Spacs are one that doing. Again, this is not necessarily Angel investor, so it’s different, but some of these vehicles haven’t necessarily been successful and then just a couple of advice. Set North star metrics. Make sure that you’re achieving your growth metrics regardless of what the market can conditions are, and then focus on serving your customers instead of looking at the competition. So I think those are just general thoughts that are, you know, just good, probably probably good things to follow, and I just thought this was worthwhile sharing. You can see a lot of comments, you know, founder.
You sort of people sharing where like investors are coming to them. Impression of to take capital 50 at 50% off valuation, making sure that they’re extending runway and you know investors. In this time a lot of them who have had their own losses are trying to take advantage of this, and I think when NYC and all these companies, all these investors start to share, this message becomes a little bit of a contagion of messaging. But it also works in their favor, where now they’re investing in companies who still have massive opportunities to scale and produce significant returns. That you know a lower valuation, and then they they would have took it, and so their percentage of the company that they own is going to be higher, their growth or their return is going to be higher and they need to do that, especially if they’ve been investing recently and their returns are not looking so good on their on their funds. And obviously these might be different funds that they’re doing it, but the reputation professionally does rely on them getting in early on companies that a good a lower fare valuation. So lots of people you know, sort of commenting and giving haraz on.

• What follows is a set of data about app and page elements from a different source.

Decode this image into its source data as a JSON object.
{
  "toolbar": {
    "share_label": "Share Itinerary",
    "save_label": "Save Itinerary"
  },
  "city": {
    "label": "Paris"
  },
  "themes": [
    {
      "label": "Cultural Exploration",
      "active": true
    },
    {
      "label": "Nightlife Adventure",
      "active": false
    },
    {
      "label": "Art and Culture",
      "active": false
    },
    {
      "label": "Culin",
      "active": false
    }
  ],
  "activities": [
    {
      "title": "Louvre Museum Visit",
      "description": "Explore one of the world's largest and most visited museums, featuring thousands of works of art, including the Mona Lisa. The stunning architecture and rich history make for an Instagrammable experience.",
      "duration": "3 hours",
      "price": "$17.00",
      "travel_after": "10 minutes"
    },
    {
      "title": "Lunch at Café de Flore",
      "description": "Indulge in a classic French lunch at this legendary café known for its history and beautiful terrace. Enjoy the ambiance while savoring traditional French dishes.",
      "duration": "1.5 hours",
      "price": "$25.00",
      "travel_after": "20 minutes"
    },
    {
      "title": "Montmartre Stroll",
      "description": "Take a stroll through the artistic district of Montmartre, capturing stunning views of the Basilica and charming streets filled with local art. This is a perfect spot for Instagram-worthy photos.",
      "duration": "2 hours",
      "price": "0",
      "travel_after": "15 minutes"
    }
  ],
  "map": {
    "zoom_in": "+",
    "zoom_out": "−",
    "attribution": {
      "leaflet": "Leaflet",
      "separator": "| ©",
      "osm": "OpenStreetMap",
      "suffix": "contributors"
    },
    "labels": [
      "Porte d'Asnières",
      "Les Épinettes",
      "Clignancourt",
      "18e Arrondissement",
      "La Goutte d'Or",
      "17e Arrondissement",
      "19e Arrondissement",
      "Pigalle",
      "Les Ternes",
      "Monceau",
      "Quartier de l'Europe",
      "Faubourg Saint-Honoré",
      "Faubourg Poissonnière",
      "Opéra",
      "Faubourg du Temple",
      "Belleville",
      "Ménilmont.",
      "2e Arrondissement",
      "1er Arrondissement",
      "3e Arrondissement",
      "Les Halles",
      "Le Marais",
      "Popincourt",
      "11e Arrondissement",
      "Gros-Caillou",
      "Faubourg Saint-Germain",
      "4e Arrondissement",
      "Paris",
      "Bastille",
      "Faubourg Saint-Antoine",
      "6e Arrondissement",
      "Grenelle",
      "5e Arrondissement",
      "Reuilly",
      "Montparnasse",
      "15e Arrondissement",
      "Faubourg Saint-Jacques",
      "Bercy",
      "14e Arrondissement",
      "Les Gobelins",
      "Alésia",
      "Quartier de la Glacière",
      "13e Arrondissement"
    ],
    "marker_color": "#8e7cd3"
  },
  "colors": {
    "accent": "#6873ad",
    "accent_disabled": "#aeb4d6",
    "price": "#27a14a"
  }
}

Let’s people tagging why Combinator, and I just generally, I thought this was sort of an interesting thread and comment on the state of it of the world today. The state of startups, the state of SAS companies, and you know I’m I’m interested to hear what you think. If you are following this, where are we? Is it? Why see you right is the anti YC right? Is it in the middle? Is it in the middle? Is it different? Depending on who you are, what stage you’re in, the company that you’re at? What are you beat CAB?
You know what? What are your thoughts on this? Would love to hear thought this would be an interesting way to share some some some insights on what we’re seeing from a top level view of people who are investing at, especially at an early stage. So thanks for checking this out. If you’re on YouTube, whatever do they like the comment that subscribe to stuff like that? LinkedIn send me a note comment Lovett, appreciate it very much. Hope everything’s going well. This has been thought Brian bye bye.